Antonio Allegri, known as Correggio, named after his birth town, can be considered the leading figure of the renewal of early 16th century Emilian painting. Having started out in the Mantuan scene, where he had the opportunity to study illusionism based on perspective and the recovery of Mantegna’s classicism, he enhanced his expertise by learning Da Vinci’s sfumato and the Venetian tonalismo techniques. The result was a fresh, vibrant style of painting, focused on expressing the tenderness of personal relationships, and capable of winning the beholder over with its likeable spontaneous characters and precious, delicate colours.
The provenance of this painting is unknown, but we do know that the Duke of Mantua, Ferdinando Gonzaga, chose it as a gift for the Grand Duke Cosimo II de’Medici so it was definitely considered one of the painter’s masterpieces. The work came to the Uffizi in 1617 and was located in the Tribuna, where it remained until 1848. In the famous view of the ‘Tribuna of the Uffizi’ painted in 1772 by English artist Johan Zoffany, the work occupies a prominent position alongside Raphael’s ‘Madonna of the Chair’.
The subject of the painting had been quite popular in the 15th century through the works of Filippo and Filippino Lippi, who had painted several versions of it. The iconography is inspired by the vision of the birth of Christ experienced by St Bridget of Sweden in Bethlehem in 1372. In her Revelations, the saint relates that” the Virgin then took off her shoes […] knelt with great reverence as if in prayer, with her hands stretched out in front of her and, then and there, in a moment and the twinkling of an eye, she gave birth to a Son. The newborn child suddenly appeared on the ground radiating an ineffable light. When the Virgin realised that she had given birth, she said to the Child: “Welcome, my God, my Lord, and my Son!” In the clear, esoteric dawn atmosphere, a beautiful, sweet Virgin kneels in front of the newborn Child, gazing at him with tenderness. The Child is returning his mother’s gaze, reaching out his tiny hand, as babies do, as he tries to grab her robe. The intimate bond between mother and child is emphasised by the fact that the baby has been set down on a piece of his mother’s robe.

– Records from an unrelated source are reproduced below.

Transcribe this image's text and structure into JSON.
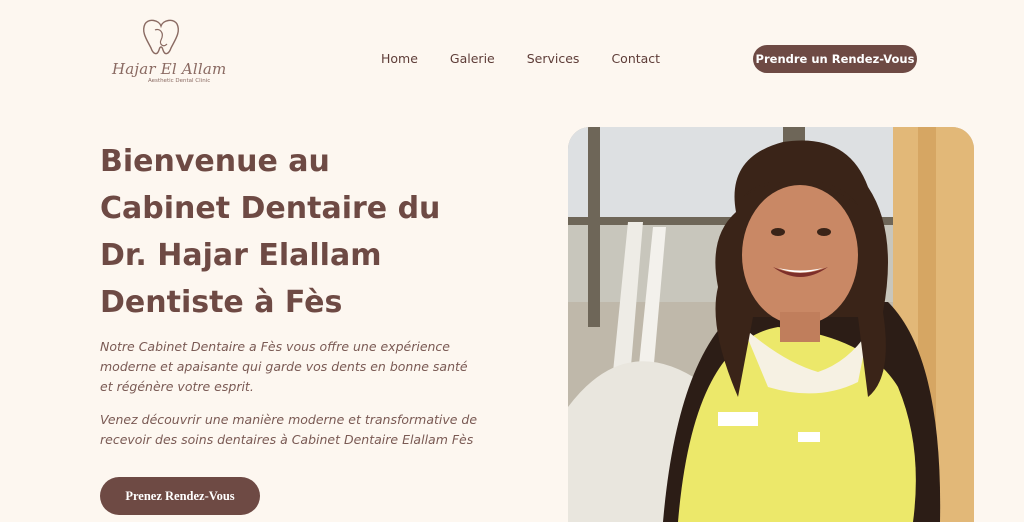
{
  "logo": {
    "name": "Hajar El Allam",
    "subtitle": "Aesthetic Dental Clinic"
  },
  "nav": {
    "items": [
      "Home",
      "Galerie",
      "Services",
      "Contact"
    ]
  },
  "header": {
    "cta_label": "Prendre un Rendez-Vous"
  },
  "hero": {
    "title_lines": [
      "Bienvenue au",
      "Cabinet Dentaire du",
      "Dr. Hajar Elallam",
      "Dentiste à Fès"
    ],
    "paragraph1": "Notre Cabinet Dentaire a Fès vous offre une expérience moderne et apaisante qui garde vos dents en bonne santé et régénère votre esprit.",
    "paragraph2": "Venez découvrir une manière moderne et transformative de recevoir des soins dentaires à Cabinet Dentaire Elallam Fès",
    "cta_label": "Prenez Rendez-Vous"
  },
  "colors": {
    "background": "#fdf7f0",
    "brand": "#6e4a44",
    "uniform": "#ece86a"
  },
  "icons": {
    "logo_mark": "tooth-icon"
  }
}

With a few simple gestures, Coreggio masterfully conveys the tender affectionate gestures exchanged between Virgin and Child